It also said it was crucial to “resolutely crack down on illegal criminal acts that disrupt social order in accordance with the law and earnestly safeguard overall social stability”.
China experienced a weekend of protests not seen in decades as anger over unrelenting lockdowns fuelled deep-rooted frustration with the political system.
A deadly fire last week in Urumqi, the capital of the northwestern region of Xinjiang, was the catalyst for the outrage. Protesters blamed COVID lockdowns for interferring with rescue efforts. Demonstrators emerged on streets in cities across China to pay tribute to the 10 people killed and to call for an end to hardline COVID controls.
Some of the protesters have also used the rallies to call for greater freedom of expression and the resignation of Chinese leader Xi Jinping – bold demands in a country where all organised political opposition is systematically crushed.

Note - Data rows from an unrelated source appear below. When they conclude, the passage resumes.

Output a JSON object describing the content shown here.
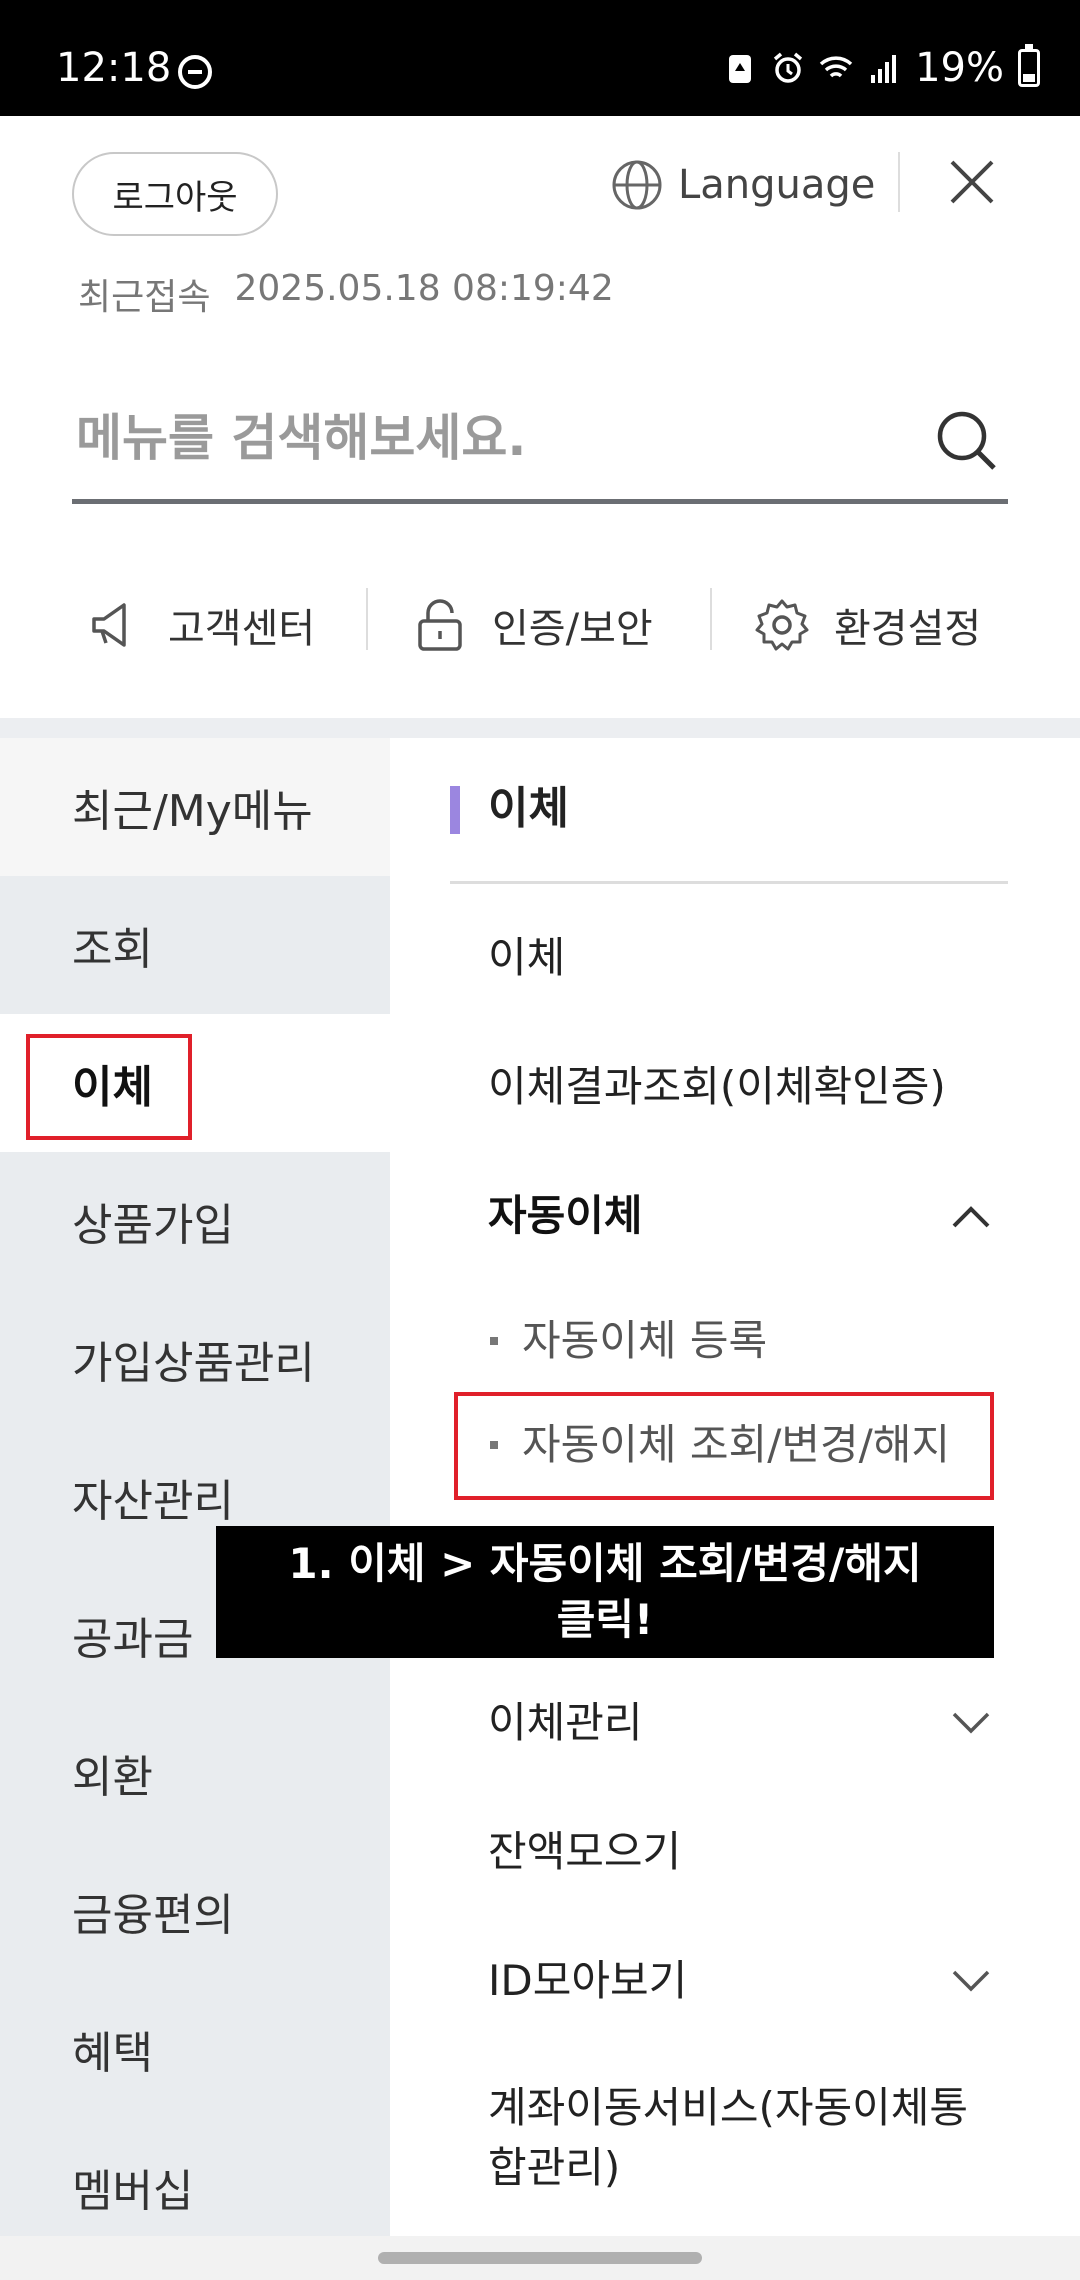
{
  "status_bar": {
    "time": "12:18",
    "battery_pct": "19%",
    "icons": [
      "dnd-icon",
      "recycle-icon",
      "alarm-icon",
      "wifi-icon",
      "signal-icon",
      "battery-icon"
    ]
  },
  "header": {
    "logout_label": "로그아웃",
    "language_label": "Language",
    "last_login_label": "최근접속",
    "last_login_value": "2025.05.18 08:19:42"
  },
  "search": {
    "placeholder": "메뉴를 검색해보세요."
  },
  "quick_links": [
    {
      "label": "고객센터",
      "icon": "megaphone-icon"
    },
    {
      "label": "인증/보안",
      "icon": "lock-icon"
    },
    {
      "label": "환경설정",
      "icon": "gear-icon"
    }
  ],
  "left_nav": {
    "items": [
      {
        "label": "최근/My메뉴"
      },
      {
        "label": "조회"
      },
      {
        "label": "이체"
      },
      {
        "label": "상품가입"
      },
      {
        "label": "가입상품관리"
      },
      {
        "label": "자산관리"
      },
      {
        "label": "공과금"
      },
      {
        "label": "외환"
      },
      {
        "label": "금융편의"
      },
      {
        "label": "혜택"
      },
      {
        "label": "멤버십"
      }
    ],
    "active_label": "이체"
  },
  "right_panel": {
    "title": "이체",
    "items": [
      {
        "label": "이체"
      },
      {
        "label": "이체결과조회(이체확인증)"
      },
      {
        "label": "자동이체"
      },
      {
        "label": "자동이체 등록"
      },
      {
        "label": "자동이체 조회/변경/해지"
      },
      {
        "label": "이체관리"
      },
      {
        "label": "잔액모으기"
      },
      {
        "label": "ID모아보기"
      },
      {
        "label": "계좌이동서비스(자동이체통"
      },
      {
        "label": "합관리)"
      }
    ]
  },
  "annotation": {
    "line1": "1. 이체 > 자동이체 조회/변경/해지",
    "line2": "클릭!"
  },
  "colors": {
    "accent_purple": "#9b86e0",
    "highlight_red": "#e0202a",
    "nav_bg": "#e9ecef"
  }
}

Chinese universities sent their students home on Tuesday, and police have fanned out in Beijing and Shanghai to prevent more protests.
Authorities have eased some COVID-19 controls after demonstrations in at least eight mainland cities and Hong Kong, but they maintained they would stick to a “zero-COVID” strategy, which has confined millions of people to their homes for months at a time. Security forces have detained an unknown number of people and stepped up surveillance.
With police out in force, there was no word of protests on Tuesday in Beijing, Shanghai or other major mainland cities that were the scene over the weekend of the most widespread protests since the army crushed the 1989 student-led Tiananmen Square pro-democracy movement.
In Hong Kong, about a dozen people, mostly from the mainland, protested at a university.
Beijing’s Tsinghua University, where students protested at the weekend, and other schools in the capital and the southern province of Guangdong sent students home. The universities said they were protecting students from COVID-19 but dispersing them to their far-flung hometowns also reduces the likelihood of more demonstrations. Chinese leaders are wary of universities, which have been hotbeds of activism, including during the Tiananmen protests.
Authorities hope to “defuse the situation” by clearing out campuses, said Dali Yang, an expert on Chinese politics at the University of Chicago.
Depending on how tough a position the government takes, groups might take turns protesting, he said.
Police appeared to be trying to keep their crackdown out of sight, possibly to avoid drawing attention to the scale of the protests or encouraging others. Videos and posts on Chinese social media about protests were deleted by the ruling party’s vast online censorship apparatus.
There were no announcements about detentions although reporters saw protesters taken away by police and authorities warned some detained protesters against demonstrating again.
Two protesters told the Reuters news agency that callers identifying themselves as Beijing police officers asked them to report to a police station on Tuesday with written accounts of their activities on Sunday night. A student also said they were asked by their college if they had been in an area where a protest happened and to provide a written account.
“We are all desperately deleting our chat history,” said another person who witnessed the Beijing protest and declined to be identified. The person said police asked how they heard about the protest and what was their motive for going.
It was not clear how authorities identified the people they wanted to question about their participation in the protests, and it was also not clear how many such people the authorities aim to question.
Sympathy protests were held overseas, and foreign governments have called for restraint from Beijing.
“We support the right of people everywhere to peacefully protest, to make known their views, their concerns, their frustrations,” US Secretary of State Antony Blinken said during a visit to Bucharest, Romania.
UN spokesman Stephane Dujarric called for China to allow peaceful protests, and the head of the International Monetary Fund (IMF) said on Tuesday that it is time for China to move away from massive lockdowns and towards a more targeted approach to COVID-19.
IMF Managing Director Kristalina Georgieva told The Associated Press that a change would ease the impact on a world economy already struggling with high inflation, an energy crisis and food supply disruptions.
She urged a “recalibration” of China’s tough “zero-COVID” approach “exactly because of the impact it has on both people and on the economy”.
“We see the importance of moving away from massive lockdowns, being very targeted in restrictions, so that targeting allows to contain the spread of COVID without significant economic costs,” Georgieva said on Tuesday in Berlin.
She also urged China to look at vaccination policies and focus on vaccinating the “most vulnerable people”.
Wang Dan, a student leader of the 1989 demonstrations who now lives in exile, said the protests “symbolize the beginning of a new era in China … in which Chinese civil society has decided not to be silent and to confront tyranny”.
But he warned at a news conference in Taipei, Taiwan, that authorities were likely to respond with “stronger force to violently suppress protesters”.